[What you will do] Show all lines from the data that include the word "Thêm".

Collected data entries
··········
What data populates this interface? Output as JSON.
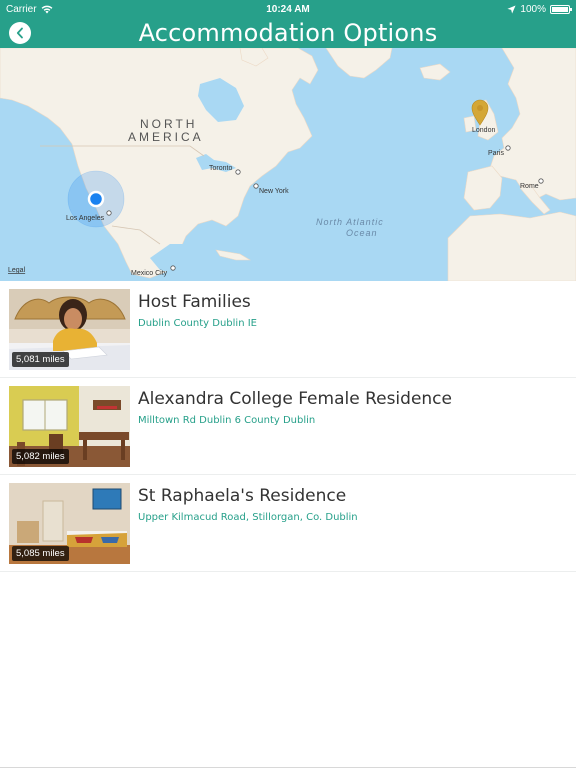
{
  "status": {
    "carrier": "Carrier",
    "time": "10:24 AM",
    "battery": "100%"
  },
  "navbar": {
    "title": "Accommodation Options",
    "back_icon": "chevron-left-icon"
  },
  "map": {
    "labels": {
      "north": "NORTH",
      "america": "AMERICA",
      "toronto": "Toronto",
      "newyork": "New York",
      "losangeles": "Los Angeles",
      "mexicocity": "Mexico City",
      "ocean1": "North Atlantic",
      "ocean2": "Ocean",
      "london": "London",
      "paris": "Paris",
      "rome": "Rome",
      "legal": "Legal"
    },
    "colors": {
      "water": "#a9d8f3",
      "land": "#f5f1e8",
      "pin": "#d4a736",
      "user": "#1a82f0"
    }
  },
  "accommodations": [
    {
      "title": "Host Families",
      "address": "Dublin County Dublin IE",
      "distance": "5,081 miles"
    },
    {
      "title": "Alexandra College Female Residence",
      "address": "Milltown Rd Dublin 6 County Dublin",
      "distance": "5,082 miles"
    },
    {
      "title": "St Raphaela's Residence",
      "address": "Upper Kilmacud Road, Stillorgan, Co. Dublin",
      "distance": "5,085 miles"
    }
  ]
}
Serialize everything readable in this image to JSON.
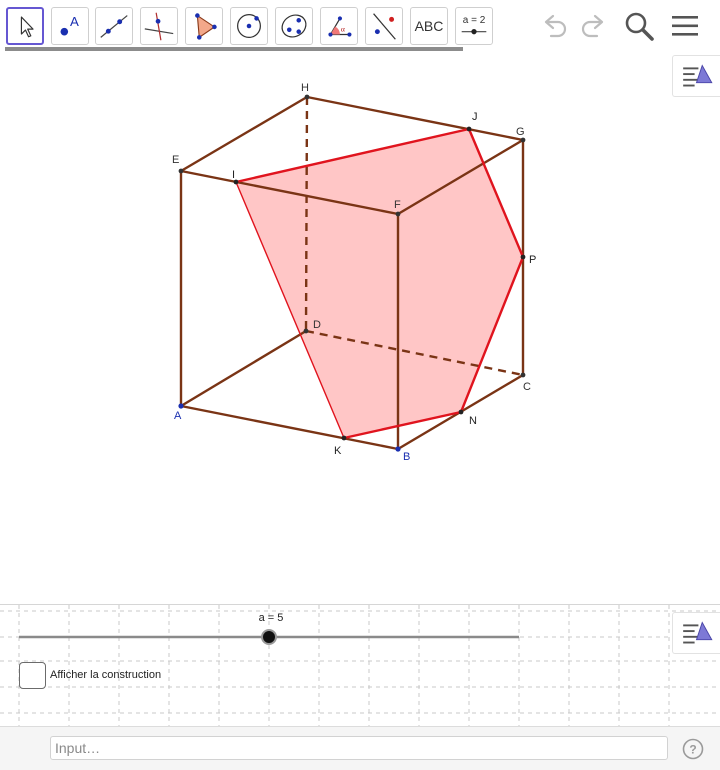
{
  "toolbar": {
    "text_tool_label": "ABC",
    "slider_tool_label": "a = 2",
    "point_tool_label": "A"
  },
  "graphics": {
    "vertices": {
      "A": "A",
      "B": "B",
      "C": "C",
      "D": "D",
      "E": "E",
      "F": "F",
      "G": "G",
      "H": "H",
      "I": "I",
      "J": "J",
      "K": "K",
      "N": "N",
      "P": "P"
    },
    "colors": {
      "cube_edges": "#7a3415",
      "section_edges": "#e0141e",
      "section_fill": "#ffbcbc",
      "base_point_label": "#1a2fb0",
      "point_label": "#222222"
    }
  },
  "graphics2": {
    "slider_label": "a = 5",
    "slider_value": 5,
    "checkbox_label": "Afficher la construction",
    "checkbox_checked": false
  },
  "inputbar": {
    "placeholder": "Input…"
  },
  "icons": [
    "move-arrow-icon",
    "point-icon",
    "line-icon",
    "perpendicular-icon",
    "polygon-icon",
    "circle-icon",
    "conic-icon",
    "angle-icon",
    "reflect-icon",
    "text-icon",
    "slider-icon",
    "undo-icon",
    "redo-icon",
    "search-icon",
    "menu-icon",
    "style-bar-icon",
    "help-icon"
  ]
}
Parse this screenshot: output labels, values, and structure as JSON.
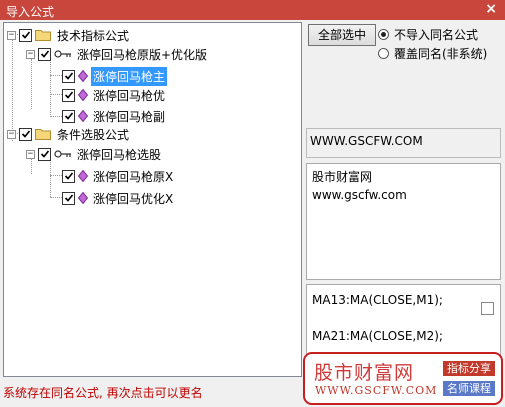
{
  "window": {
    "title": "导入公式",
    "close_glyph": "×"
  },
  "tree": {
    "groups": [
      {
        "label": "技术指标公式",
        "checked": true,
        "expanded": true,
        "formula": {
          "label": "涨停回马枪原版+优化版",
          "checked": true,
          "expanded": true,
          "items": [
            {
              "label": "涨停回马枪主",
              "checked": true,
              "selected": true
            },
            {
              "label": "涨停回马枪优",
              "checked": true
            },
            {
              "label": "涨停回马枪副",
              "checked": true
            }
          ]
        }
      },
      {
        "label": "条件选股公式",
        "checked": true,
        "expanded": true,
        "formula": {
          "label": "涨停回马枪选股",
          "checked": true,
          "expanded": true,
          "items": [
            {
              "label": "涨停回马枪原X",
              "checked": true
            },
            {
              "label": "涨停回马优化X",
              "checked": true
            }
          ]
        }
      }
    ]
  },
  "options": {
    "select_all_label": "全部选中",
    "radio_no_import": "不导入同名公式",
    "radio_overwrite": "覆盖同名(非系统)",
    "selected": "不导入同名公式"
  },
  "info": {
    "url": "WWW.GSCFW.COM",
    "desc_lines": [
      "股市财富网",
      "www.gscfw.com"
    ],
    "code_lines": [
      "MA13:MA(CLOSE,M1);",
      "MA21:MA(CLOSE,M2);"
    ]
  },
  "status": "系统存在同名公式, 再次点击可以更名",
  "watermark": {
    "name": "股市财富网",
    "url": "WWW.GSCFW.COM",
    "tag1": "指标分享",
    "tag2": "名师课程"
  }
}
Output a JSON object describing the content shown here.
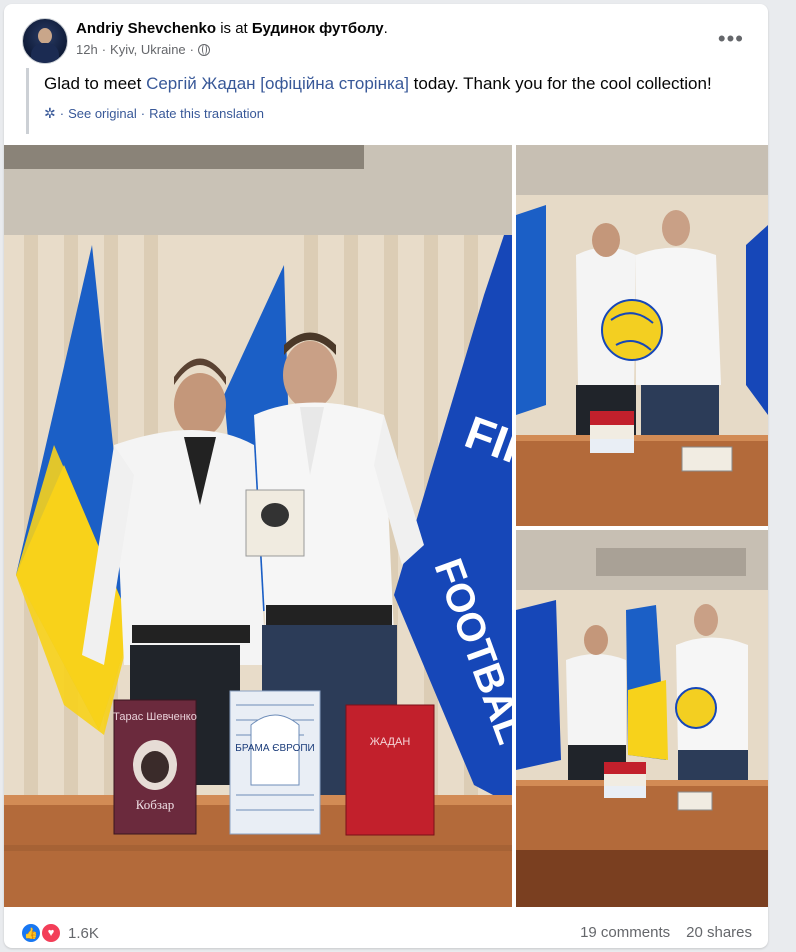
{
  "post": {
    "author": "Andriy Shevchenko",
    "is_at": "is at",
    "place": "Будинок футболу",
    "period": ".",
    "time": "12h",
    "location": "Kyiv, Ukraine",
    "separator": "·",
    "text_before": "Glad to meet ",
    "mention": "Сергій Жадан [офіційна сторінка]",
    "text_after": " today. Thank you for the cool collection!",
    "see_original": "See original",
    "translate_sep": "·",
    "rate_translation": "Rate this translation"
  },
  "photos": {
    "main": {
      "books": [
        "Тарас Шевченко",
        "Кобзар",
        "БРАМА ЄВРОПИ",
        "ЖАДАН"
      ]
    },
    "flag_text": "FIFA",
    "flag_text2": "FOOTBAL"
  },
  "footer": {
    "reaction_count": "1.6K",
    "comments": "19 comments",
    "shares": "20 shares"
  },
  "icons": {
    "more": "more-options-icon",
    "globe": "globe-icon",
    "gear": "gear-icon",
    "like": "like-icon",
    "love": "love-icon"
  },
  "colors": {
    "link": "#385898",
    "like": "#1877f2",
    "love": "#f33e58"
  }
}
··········
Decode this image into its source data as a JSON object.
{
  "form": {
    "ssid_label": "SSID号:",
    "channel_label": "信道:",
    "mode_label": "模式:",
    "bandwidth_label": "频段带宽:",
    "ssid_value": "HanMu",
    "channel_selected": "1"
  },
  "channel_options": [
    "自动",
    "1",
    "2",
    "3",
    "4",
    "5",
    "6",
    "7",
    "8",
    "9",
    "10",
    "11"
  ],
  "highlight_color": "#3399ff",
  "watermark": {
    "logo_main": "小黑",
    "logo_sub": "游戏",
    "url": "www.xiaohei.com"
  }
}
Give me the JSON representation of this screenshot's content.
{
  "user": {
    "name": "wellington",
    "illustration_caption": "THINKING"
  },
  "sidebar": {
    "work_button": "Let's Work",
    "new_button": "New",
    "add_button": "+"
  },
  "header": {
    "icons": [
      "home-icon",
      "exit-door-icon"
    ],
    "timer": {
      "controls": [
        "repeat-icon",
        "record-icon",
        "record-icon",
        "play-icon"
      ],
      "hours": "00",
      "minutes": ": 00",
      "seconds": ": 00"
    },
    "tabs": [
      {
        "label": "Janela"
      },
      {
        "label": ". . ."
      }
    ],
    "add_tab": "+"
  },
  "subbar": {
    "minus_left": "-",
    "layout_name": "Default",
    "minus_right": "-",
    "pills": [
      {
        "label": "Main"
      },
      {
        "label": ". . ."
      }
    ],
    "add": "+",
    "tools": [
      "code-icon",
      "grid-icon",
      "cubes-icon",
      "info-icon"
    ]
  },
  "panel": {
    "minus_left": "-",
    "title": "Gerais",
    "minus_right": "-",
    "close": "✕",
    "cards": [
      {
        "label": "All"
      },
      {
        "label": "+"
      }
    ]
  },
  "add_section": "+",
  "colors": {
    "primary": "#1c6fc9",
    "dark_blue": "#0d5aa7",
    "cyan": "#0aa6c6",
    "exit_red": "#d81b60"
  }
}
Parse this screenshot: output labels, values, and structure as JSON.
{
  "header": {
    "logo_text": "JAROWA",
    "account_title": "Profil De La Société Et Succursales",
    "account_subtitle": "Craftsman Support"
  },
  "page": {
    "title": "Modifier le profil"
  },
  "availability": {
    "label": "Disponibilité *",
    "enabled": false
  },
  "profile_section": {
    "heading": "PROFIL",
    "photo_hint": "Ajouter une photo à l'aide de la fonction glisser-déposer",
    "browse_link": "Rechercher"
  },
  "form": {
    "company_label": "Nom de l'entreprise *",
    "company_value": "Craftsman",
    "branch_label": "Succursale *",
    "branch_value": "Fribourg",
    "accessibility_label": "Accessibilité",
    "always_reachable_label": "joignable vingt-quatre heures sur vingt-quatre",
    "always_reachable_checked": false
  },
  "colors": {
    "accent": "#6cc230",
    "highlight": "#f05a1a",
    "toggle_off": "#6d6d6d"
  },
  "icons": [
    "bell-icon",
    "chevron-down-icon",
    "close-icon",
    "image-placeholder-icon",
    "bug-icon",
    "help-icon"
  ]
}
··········
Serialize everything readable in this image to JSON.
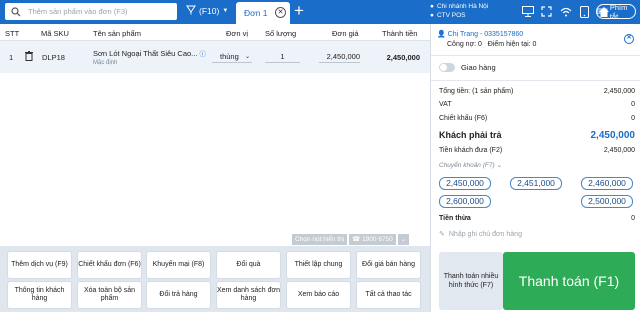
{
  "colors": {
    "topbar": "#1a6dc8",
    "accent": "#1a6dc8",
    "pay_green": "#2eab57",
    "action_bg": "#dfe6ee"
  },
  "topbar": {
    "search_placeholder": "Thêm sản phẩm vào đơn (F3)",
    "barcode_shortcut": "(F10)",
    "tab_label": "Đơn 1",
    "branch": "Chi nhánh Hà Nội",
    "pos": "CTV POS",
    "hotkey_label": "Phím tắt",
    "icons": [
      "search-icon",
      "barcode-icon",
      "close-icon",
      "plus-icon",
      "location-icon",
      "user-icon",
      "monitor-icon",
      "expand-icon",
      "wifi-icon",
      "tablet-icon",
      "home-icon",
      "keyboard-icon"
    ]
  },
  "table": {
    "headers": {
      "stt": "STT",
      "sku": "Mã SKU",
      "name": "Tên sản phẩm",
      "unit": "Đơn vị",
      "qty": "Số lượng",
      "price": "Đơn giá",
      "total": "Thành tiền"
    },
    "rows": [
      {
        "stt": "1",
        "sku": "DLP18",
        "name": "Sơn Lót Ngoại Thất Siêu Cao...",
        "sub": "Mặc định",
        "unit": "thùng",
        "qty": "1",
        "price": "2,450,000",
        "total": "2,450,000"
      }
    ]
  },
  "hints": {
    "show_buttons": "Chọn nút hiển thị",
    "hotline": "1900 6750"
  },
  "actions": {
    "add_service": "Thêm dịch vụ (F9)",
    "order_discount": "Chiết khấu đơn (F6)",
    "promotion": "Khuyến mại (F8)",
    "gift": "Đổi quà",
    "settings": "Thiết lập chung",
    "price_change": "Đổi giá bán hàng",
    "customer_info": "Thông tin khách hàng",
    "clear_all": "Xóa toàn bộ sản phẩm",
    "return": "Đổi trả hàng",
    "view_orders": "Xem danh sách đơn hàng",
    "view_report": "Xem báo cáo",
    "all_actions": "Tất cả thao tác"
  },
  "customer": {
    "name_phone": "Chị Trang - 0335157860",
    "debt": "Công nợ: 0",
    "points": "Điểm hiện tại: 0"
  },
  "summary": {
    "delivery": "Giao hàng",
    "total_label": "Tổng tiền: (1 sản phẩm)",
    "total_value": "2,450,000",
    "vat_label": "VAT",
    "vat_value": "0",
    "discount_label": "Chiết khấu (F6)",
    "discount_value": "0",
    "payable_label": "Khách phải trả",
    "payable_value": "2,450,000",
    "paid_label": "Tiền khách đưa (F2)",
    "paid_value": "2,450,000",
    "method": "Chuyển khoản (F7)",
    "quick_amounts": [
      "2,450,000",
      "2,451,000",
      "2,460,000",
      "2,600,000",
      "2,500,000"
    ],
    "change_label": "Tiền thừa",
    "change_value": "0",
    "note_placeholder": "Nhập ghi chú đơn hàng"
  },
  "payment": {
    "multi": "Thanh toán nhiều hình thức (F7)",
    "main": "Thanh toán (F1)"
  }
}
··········
[Exercise solution]
    "search_placeholder": "Thêm sản phẩm vào đơn (F3)",
    "add_service": "Thêm dịch vụ (F9)",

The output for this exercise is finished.